Understanding Mexico’s low, low season and how to survive it

Understanding Mexico’s low, low season and how to survive it

If you live here you likely already know this. If you’re thinking of living here, you need to know this. If you rely on the local economy for your financial livelihood, you will find yourself flat on your back from September to mid-December unless you plan.

The areas of Mexico with the highest migration figures — for everyone, not just expats — are also the same areas with the highest economic growth, hence the attraction. Nearly every one of these places will rely on tourism as their primary financial means.

Exceptions will include large metropolitan areas such as Mexico City where the primary financial resources are driven by large industrial companies and international headquarters. This mean that although tourism does play a large part in the city’s financial growth, Mexico City has several industries that can keep folks floating comfortably year round.

This however, is not the same for other regions.
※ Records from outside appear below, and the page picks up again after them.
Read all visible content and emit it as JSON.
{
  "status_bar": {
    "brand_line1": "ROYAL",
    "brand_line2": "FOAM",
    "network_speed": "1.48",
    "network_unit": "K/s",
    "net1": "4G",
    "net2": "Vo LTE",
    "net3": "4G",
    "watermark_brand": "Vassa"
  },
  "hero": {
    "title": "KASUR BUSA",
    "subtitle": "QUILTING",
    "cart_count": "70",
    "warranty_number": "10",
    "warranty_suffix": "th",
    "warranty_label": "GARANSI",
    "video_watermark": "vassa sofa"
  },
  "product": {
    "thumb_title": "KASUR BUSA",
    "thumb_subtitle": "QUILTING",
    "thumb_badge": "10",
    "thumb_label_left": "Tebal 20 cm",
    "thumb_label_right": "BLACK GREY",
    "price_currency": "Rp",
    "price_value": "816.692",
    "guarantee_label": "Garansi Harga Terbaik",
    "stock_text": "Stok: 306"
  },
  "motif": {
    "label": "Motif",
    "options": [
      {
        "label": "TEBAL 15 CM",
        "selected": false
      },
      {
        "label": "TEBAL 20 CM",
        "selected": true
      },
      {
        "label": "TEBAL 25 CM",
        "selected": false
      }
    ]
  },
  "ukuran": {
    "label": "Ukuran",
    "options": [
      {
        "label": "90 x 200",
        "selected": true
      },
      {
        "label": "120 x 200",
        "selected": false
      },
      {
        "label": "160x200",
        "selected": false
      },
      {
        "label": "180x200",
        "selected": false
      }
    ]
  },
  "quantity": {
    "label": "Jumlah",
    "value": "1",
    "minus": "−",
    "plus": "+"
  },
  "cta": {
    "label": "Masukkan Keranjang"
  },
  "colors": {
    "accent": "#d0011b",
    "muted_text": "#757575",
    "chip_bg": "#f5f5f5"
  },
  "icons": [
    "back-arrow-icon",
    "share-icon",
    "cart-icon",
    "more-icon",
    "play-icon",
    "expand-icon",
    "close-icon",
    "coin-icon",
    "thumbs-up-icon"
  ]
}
Whether on the Pacific Ocean, Sea of Cortez or Gulf Mexico / Caribbean Sea, these regions rely heavily on tourism. So heavily in fact, that low season is often a slow death for many.

While September is low season, the months that follow are even more extreme because October and into November bottom-out the low season. It truly is a time that can alter your life, like a slow death, if not planned for.

While September is low season — everyone is back to work, kids are in school — the months that follow are even more extreme because October and into November bottom-out the low season. It’s important to understand we have two tourist seasons.

Understanding the tourist seasons in Mexico

Mid-December to June is normally when the highest volume of international visitors arrive. For the most part, their home towns and cities are covered in snow, they’re up for a vacation and the kids are on break from school. They come to Mexico.

During June, July and August, domestic tourism is at its highest. During these months, most international visitors vacation in their own countries, take road trips and mini-staycations, go camping, enjoy the short summer holidays they are given. During these same months in Mexico are when Mexicans vacation, heading from their stuffy cities to the coast (in all directions) for a seaside or ocean side vacation.

They book hotels and tours, rent cars, sight-see, fill the restaurants and nightclubs as well as the local shopping malls and other stores. They arrive in large groups of family members that take over the streets and beaches for nearly three months before heading back to their home cities for work and school.

After that, it’s dead.

It is common to see small shops closed up for long periods of time. I also hate to say this, but this is also a high season for petty crime. Some people become so desperate they steal…handbags from chairs, grocery bags from carts, people of money, phones…anything of value.

It truly is a season that can alter your life if not planned for.

So many people say they are going to hop the border and enjoy a seaside or ocean side lifestyle by “opening a little shop”, working a little and living a lot. Boy have I got news for you. Mexico is not necessarily an earning place as much as it is a spending place.

To survive here, you need a solid plan. If you’re not in need of money, then so be it. Kick back and open your little shop while working a little and living a lot. However, if you need to earn a living or even supplement an income (a retirement income, for example), I highly suggest you reconsider this little shop plan of action.

Making a living in these regions of Mexico is tough and extremely competitive at any given time, but during the low, low season, it can be the death of you.